In 2011 and 2012, Goins’ blog was voted one of the “Top 10 Blogs on Writing” by WritetoDone.com. His first book, Wrecked: When a Broken World Slams into Your Comfortable Life, spent two weeks in the Top 50 Books list on Amazon.com and is in second printing, selling over 20,000 copies in a matter of months. His most recent work is The In Between.
Belmont University’s Interdisciplinary Studies and Global Education and the College of Business Administration Center for International Business hosted on Monday the Tennessee World Affairs Council’s screening of “Not My Life,” a documentary on human trafficking written, directed and produced by Academy Award nominee Robert Bilheime.
More than 80 people attended the event held in the Massey Performing Arts Center, including Belmont students, students from area colleges, members of the public and area agencies who work to stop human trafficking. “Not My Life” is the first film comprehensively to depict the cruel and dehumanizing practices of global human trafficking and modern slavery. The screening was part of a nationwide program sponsored by the World Affairs Councils of America and made possible by a grant from Carlson & The Carlson Family Foundation.

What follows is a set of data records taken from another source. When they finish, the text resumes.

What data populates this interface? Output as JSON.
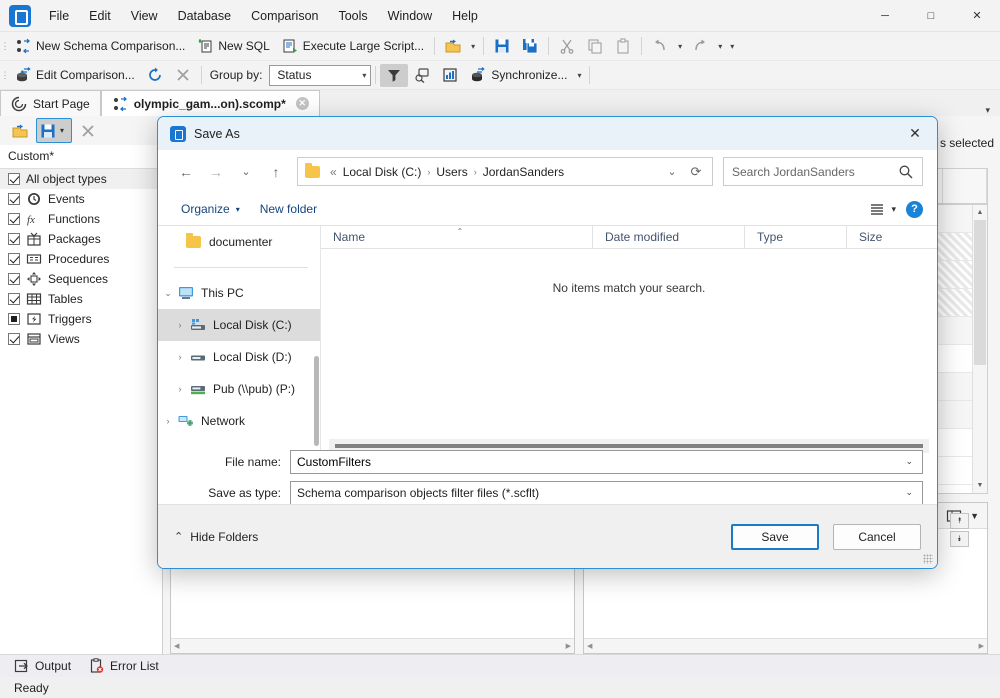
{
  "app": {
    "menus": [
      "File",
      "Edit",
      "View",
      "Database",
      "Comparison",
      "Tools",
      "Window",
      "Help"
    ],
    "window_controls": {
      "minimize": "─",
      "maximize": "□",
      "close": "✕"
    }
  },
  "toolbar_main": {
    "new_schema_comparison": "New Schema Comparison...",
    "new_sql": "New SQL",
    "execute_large_script": "Execute Large Script...",
    "dropdown_caret": "▾"
  },
  "toolbar_second": {
    "edit_comparison": "Edit Comparison...",
    "group_by_label": "Group by:",
    "group_by_value": "Status",
    "synchronize": "Synchronize...",
    "dropdown_caret": "▾"
  },
  "tabs": [
    {
      "label": "Start Page",
      "active": false
    },
    {
      "label": "olympic_gam...on).scomp*",
      "active": true,
      "close": "✕"
    }
  ],
  "tab_overflow": "▾",
  "left_panel": {
    "preset": "Custom*",
    "items": [
      {
        "label": "All object types",
        "state": "checked",
        "icon": ""
      },
      {
        "label": "Events",
        "state": "checked",
        "icon": "clock-icon"
      },
      {
        "label": "Functions",
        "state": "checked",
        "icon": "fx-icon"
      },
      {
        "label": "Packages",
        "state": "checked",
        "icon": "package-icon"
      },
      {
        "label": "Procedures",
        "state": "checked",
        "icon": "procedure-icon"
      },
      {
        "label": "Sequences",
        "state": "checked",
        "icon": "sequence-icon"
      },
      {
        "label": "Tables",
        "state": "checked",
        "icon": "table-icon"
      },
      {
        "label": "Triggers",
        "state": "partial",
        "icon": "trigger-icon"
      },
      {
        "label": "Views",
        "state": "checked",
        "icon": "view-icon"
      }
    ]
  },
  "right_panel": {
    "selection_text": "s selected"
  },
  "dialog": {
    "title": "Save As",
    "close": "✕",
    "nav": {
      "back": "←",
      "forward": "→",
      "recent": "⌄",
      "up": "↑",
      "refresh": "⟳",
      "history_caret": "⌄"
    },
    "breadcrumb": {
      "prefix": "«",
      "items": [
        "Local Disk (C:)",
        "Users",
        "JordanSanders"
      ],
      "separator": "›"
    },
    "search": {
      "placeholder": "Search JordanSanders",
      "value": "",
      "icon": "search-icon"
    },
    "organize": "Organize",
    "organize_caret": "▾",
    "new_folder": "New folder",
    "view_caret": "▾",
    "help": "?",
    "tree": [
      {
        "label": "documenter",
        "icon": "folder-icon",
        "indent": 2,
        "chevron": "",
        "selected": false
      },
      {
        "label": "This PC",
        "icon": "pc-icon",
        "indent": 0,
        "chevron": "⌄",
        "selected": false
      },
      {
        "label": "Local Disk (C:)",
        "icon": "drive-c-icon",
        "indent": 1,
        "chevron": "›",
        "selected": true
      },
      {
        "label": "Local Disk (D:)",
        "icon": "drive-icon",
        "indent": 1,
        "chevron": "›",
        "selected": false
      },
      {
        "label": "Pub (\\\\pub) (P:)",
        "icon": "network-drive-icon",
        "indent": 1,
        "chevron": "›",
        "selected": false
      },
      {
        "label": "Network",
        "icon": "network-icon",
        "indent": 0,
        "chevron": "›",
        "selected": false
      }
    ],
    "columns": [
      {
        "label": "Name",
        "sorted": true
      },
      {
        "label": "Date modified",
        "sorted": false
      },
      {
        "label": "Type",
        "sorted": false
      },
      {
        "label": "Size",
        "sorted": false
      }
    ],
    "sort_caret": "⌃",
    "empty_message": "No items match your search.",
    "file_name_label": "File name:",
    "file_name_value": "CustomFilters",
    "save_as_type_label": "Save as type:",
    "save_as_type_value": "Schema comparison objects filter files (*.scflt)",
    "field_caret": "⌄",
    "hide_folders": "Hide Folders",
    "hide_folders_caret": "⌃",
    "save_button": "Save",
    "cancel_button": "Cancel"
  },
  "status": {
    "tabs": [
      {
        "label": "Output",
        "icon": "output-icon"
      },
      {
        "label": "Error List",
        "icon": "error-list-icon"
      }
    ],
    "message": "Ready"
  },
  "colors": {
    "accent": "#1976d2",
    "dialog_border": "#2b8fd6",
    "title_bg": "#e8f2f8"
  }
}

Filmed on five continents, in a dozen countries, Not My Life features more than 50 interviews with trafficking victims and their advocates in government, law enforcement, civil society, and the private sector. It includes the stories of 10 year-old girls raped in truck stops in the United States and brothels in India, street beggars in Africa, and domestic servants in Washington, D. C. to take viewers into a world that is difficult to imagine, let alone accept. (more…)